From a distance the sight is idyllic: five cliff-hanging fishing villages, their buildings painted colors usually reserved for blush and lemonade, the dazzling blue Mediterranean sparkling in the background, view-rich hiking trails leading visitors from one  burg to the next. But step on the cobblestoned streets of Monterosso al Mare, Vernazza, Corniglia, Manarola, or Riomaggiore, and you'll e...

Florence With the Experts: A New Program Italy-Bound Travelers Should Know About

By Pauline Frommer

Posted on 10/26/2015, 4:15 PM

Florence (photo by PapaPiper/Flickr)   Italia Rail, the company that has been, for the last decade, the largest international vendor of Italian rail tickets, is taking that expertise and branching out into rail/hotel/tour packages. Its first program, available from now until the end of March, allows travelers to see the iconic city of Florence in a no muss, no fuss way that's wond...

The Vatican Gets More Liberal...With Visitor Hours

By Pauline Frommer

Posted on 09/29/2015, 7:15 PM

I'm assuming we can thank Pope Francis, though this wasn't one of his bigger announcements. But quite quiety, several months ago, the Vatican extended its hours for half the year, on Fridays only. From May through July and again in September and October, on Fridays, the doors of the Vatican will open between 9am and 4pm and again for 7pm through 9:30pm visits. Visitors will be allowed into...
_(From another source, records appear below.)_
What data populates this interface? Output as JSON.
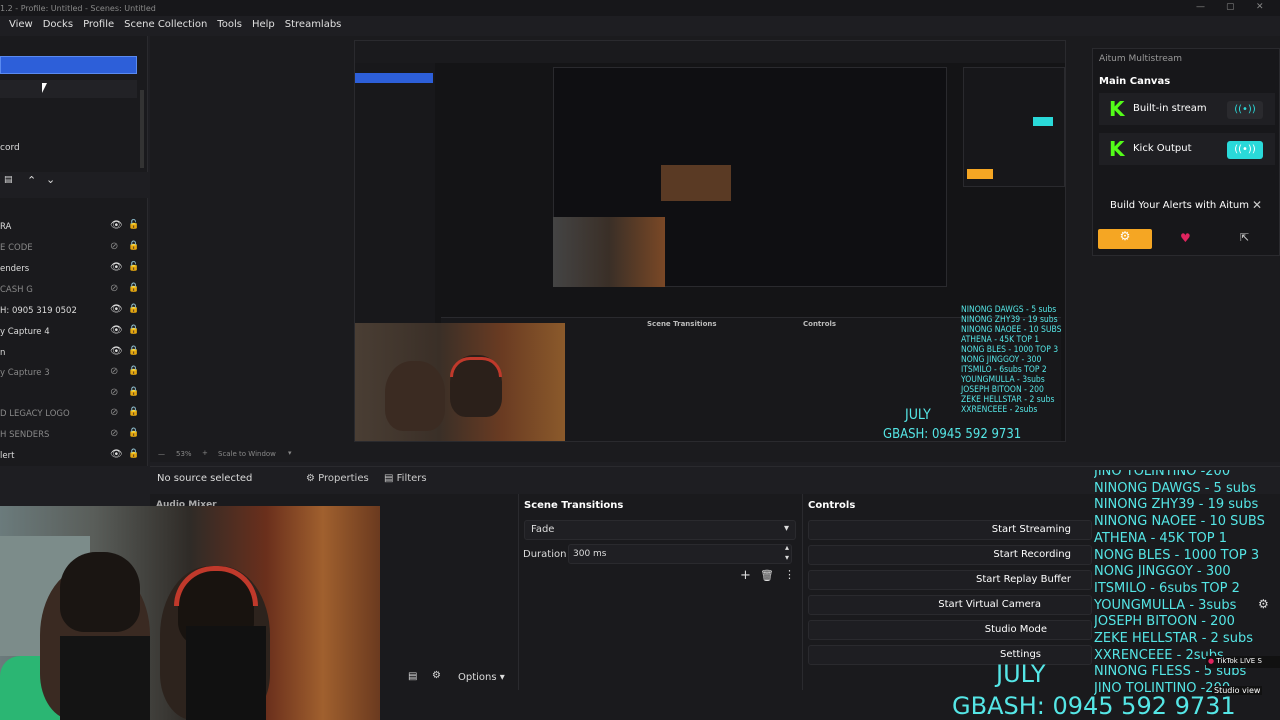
{
  "titlebar": {
    "title": "1.2 - Profile: Untitled - Scenes: Untitled"
  },
  "menu": [
    "View",
    "Docks",
    "Profile",
    "Scene Collection",
    "Tools",
    "Help",
    "Streamlabs"
  ],
  "scenes": {
    "third_label": "cord"
  },
  "sources": [
    {
      "name": "RA",
      "visible": true,
      "locked": false
    },
    {
      "name": "E CODE",
      "visible": false,
      "locked": true
    },
    {
      "name": "enders",
      "visible": true,
      "locked": false
    },
    {
      "name": "CASH G",
      "visible": false,
      "locked": true
    },
    {
      "name": "H: 0905 319 0502",
      "visible": true,
      "locked": true
    },
    {
      "name": "y Capture 4",
      "visible": true,
      "locked": true
    },
    {
      "name": "n",
      "visible": true,
      "locked": true
    },
    {
      "name": "y Capture 3",
      "visible": false,
      "locked": true
    },
    {
      "name": "",
      "visible": false,
      "locked": true
    },
    {
      "name": "D LEGACY LOGO",
      "visible": false,
      "locked": true
    },
    {
      "name": "H SENDERS",
      "visible": false,
      "locked": true
    },
    {
      "name": "lert",
      "visible": true,
      "locked": true
    }
  ],
  "preview_footer": {
    "zoom": "53%",
    "scale": "Scale to Window"
  },
  "context": {
    "no_source": "No source selected",
    "properties": "Properties",
    "filters": "Filters"
  },
  "audio_mixer": {
    "title": "Audio Mixer"
  },
  "scene_transitions": {
    "title": "Scene Transitions",
    "transition": "Fade",
    "duration_label": "Duration",
    "duration_value": "300 ms"
  },
  "controls": {
    "title": "Controls",
    "buttons": [
      "Start Streaming",
      "Start Recording",
      "Start Replay Buffer",
      "Start Virtual Camera",
      "Studio Mode",
      "Settings"
    ]
  },
  "options": {
    "label": "Options"
  },
  "aitum": {
    "title": "Aitum Multistream",
    "canvas": "Main Canvas",
    "streams": [
      "Built-in stream",
      "Kick Output"
    ],
    "alerts_banner": "Build Your Alerts with Aitum",
    "accent": "#f5a623"
  },
  "overlay": {
    "subs": [
      "JINO TOLINTINO -200",
      "NINONG DAWGS - 5 subs",
      "NINONG ZHY39 - 19 subs",
      "NINONG NAOEE - 10 SUBS",
      "ATHENA - 45K  TOP 1",
      "NONG BLES - 1000  TOP 3",
      "NONG JINGGOY - 300",
      "ITSMILO - 6subs  TOP 2",
      "YOUNGMULLA - 3subs",
      "JOSEPH BITOON - 200",
      "ZEKE HELLSTAR - 2 subs",
      "XXRENCEEE - 2subs",
      "NINONG FLESS - 5 subs",
      "JINO TOLINTINO -200"
    ],
    "month": "JULY",
    "gcash": "GBASH: 0945 592 9731",
    "tiktok": "TikTok LIVE S",
    "studio_view": "Studio view"
  }
}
Rome's Colosseum Gets Its Lion Elevator Back

By Jason Cochran

Posted on 06/20/2015, 10:15 PM

Two thousand years ago, the famous Colosseum was the biggest gathering place in the seat of the Roman Empire. In fact, it was the world's biggest amphitheatre. Over time, much of the structure has been dismantled by age, neglect, and the systematic pilfering of its stones. But someone is still adding to it. The Colosseum just got one of its original features back: a lion elevator. Orig...
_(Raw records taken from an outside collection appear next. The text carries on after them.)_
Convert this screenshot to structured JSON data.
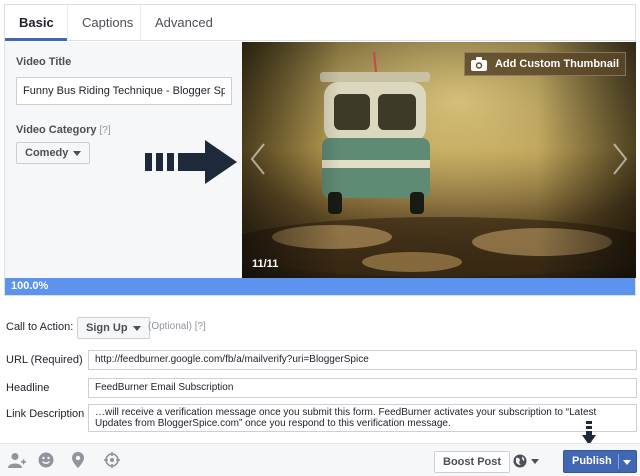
{
  "tabs": [
    {
      "label": "Basic",
      "active": true
    },
    {
      "label": "Captions",
      "active": false
    },
    {
      "label": "Advanced",
      "active": false
    }
  ],
  "video_title": {
    "label": "Video Title",
    "value": "Funny Bus Riding Technique - Blogger Spice"
  },
  "video_category": {
    "label": "Video Category",
    "help": "[?]",
    "selected": "Comedy"
  },
  "thumbnail": {
    "add_label": "Add Custom Thumbnail",
    "counter": "11/11"
  },
  "upload": {
    "progress_text": "100.0%",
    "progress_percent": 100
  },
  "call_to_action": {
    "label": "Call to Action:",
    "selected": "Sign Up",
    "optional": "(Optional)",
    "help": "[?]"
  },
  "url": {
    "label": "URL (Required)",
    "value": "http://feedburner.google.com/fb/a/mailverify?uri=BloggerSpice"
  },
  "headline": {
    "label": "Headline",
    "value": "FeedBurner Email Subscription"
  },
  "link_description": {
    "label": "Link Description",
    "value": "…will receive a verification message once you submit this form. FeedBurner activates your subscription to “Latest Updates from BloggerSpice.com” once you respond to this verification message."
  },
  "bottom_bar": {
    "icons": [
      "tag-people-icon",
      "feeling-icon",
      "location-icon",
      "target-icon"
    ],
    "boost_label": "Boost Post",
    "audience_icon": "globe-icon",
    "publish_label": "Publish"
  },
  "colors": {
    "accent": "#4267b2",
    "progress": "#5b93ef"
  }
}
Are Venice's Gondolas Endangered by Rising Water?

By Jason Cochran

Posted on 10/22/2014, 3:00 AM

The curling iron comb of the gondola's stern is no longer practical for Venetians.   Venice's gondolas cut an iconic profile: slender hull, swooping shape, swan-like stern rising behind the crooning gondolier. But according to the Guardian, the rising back of Venice's gondolas are about to be amputated.  It seems that rising sea levels, already one of Venice's most lamenta...

Heading to the Beach? Park Yourself Under a Shady Palm Tree with One of These Three Engrossing, New Travel Memoirs and Histories
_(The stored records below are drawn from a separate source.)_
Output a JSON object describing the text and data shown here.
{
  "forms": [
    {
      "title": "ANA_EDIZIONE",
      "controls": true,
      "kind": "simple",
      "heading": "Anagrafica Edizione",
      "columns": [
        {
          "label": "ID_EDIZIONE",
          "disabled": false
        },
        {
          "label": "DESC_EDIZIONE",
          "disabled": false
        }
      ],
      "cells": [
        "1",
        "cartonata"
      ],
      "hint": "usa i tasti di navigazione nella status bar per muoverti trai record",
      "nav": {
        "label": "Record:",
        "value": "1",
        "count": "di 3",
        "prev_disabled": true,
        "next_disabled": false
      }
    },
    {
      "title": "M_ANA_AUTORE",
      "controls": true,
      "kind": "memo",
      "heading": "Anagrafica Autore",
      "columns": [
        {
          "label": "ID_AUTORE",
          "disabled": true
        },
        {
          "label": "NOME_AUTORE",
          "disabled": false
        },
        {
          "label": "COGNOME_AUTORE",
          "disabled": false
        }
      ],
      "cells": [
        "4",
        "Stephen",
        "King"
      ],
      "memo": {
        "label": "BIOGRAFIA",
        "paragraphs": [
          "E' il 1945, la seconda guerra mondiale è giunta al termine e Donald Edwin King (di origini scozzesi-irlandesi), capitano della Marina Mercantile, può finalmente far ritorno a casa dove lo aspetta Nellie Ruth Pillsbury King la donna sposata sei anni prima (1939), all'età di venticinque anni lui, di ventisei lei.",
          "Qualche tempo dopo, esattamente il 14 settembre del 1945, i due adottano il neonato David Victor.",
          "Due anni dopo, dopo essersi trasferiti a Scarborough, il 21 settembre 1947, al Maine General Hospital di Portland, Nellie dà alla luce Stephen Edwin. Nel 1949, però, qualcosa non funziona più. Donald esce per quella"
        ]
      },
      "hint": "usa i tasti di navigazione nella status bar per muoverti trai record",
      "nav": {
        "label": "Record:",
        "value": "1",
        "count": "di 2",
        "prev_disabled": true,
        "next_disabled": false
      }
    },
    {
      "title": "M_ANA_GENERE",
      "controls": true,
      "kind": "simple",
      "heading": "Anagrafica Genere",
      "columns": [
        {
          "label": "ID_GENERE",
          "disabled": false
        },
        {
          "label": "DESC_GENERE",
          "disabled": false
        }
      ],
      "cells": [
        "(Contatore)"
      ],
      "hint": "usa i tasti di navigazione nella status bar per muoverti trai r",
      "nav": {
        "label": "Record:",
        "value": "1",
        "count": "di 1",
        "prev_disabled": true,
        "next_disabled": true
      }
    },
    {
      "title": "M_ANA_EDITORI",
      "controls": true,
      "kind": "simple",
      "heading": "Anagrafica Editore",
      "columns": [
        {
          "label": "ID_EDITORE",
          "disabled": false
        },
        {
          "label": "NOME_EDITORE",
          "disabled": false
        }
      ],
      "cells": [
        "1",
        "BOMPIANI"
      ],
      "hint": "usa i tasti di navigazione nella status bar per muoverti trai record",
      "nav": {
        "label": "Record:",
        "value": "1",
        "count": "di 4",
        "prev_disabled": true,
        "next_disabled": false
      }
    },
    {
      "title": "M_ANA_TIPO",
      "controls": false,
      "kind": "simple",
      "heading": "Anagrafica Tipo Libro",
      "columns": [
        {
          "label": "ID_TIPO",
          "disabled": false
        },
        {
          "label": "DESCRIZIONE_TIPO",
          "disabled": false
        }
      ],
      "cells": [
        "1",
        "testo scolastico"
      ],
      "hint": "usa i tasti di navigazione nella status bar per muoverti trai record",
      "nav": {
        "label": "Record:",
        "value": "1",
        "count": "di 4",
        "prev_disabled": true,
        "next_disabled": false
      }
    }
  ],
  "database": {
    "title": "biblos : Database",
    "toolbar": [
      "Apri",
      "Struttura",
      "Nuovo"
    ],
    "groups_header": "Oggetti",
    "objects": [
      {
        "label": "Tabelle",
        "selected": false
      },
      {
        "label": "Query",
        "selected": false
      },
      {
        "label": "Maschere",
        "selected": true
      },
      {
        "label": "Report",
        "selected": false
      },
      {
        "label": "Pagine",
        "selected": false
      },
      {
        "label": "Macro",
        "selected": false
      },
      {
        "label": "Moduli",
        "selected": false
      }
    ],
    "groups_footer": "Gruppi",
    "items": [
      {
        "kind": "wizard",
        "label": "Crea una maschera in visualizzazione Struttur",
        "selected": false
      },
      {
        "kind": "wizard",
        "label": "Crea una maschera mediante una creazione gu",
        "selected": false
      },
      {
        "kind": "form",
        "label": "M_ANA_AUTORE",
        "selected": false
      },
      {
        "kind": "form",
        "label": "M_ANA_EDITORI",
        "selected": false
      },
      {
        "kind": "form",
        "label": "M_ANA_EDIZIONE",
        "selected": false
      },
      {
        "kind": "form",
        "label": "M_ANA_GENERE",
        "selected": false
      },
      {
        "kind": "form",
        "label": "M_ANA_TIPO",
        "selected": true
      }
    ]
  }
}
By Pauline Frommer

Posted on 07/01/2014, 9:30 PM

Sometimes the only thing more delightful than lying on a beach and reading a book is, well, lying on a beach and reading a book about travel. This summer, happily, a slew of enlightening, moving and just plain funny travel memoirs have been released to accompany vacationers on their trips. Here are a few of the most notable: The Interior Circuit: A Mexico City Chronicle by Francisco Goldma...

A Multitude of Americans Will be Traveling to Italy this Summer and Fall, and I've Been Prompted to Remember the Reasons Why

By Arthur Frommer

Posted on 05/15/2014, 12:45 AM

     The appeal of Italy to American vacationers is one of the great    enduring phenomena of travel. Although it costs considerably more to fly    to Rome than to London or Paris, an awesome number of Americans will    soon make the trip. I can understand their motivations.          I was overwhelmed by my own first contact with Italy. I was so    affec...

Displaying entries 11 - 20 of 26 in total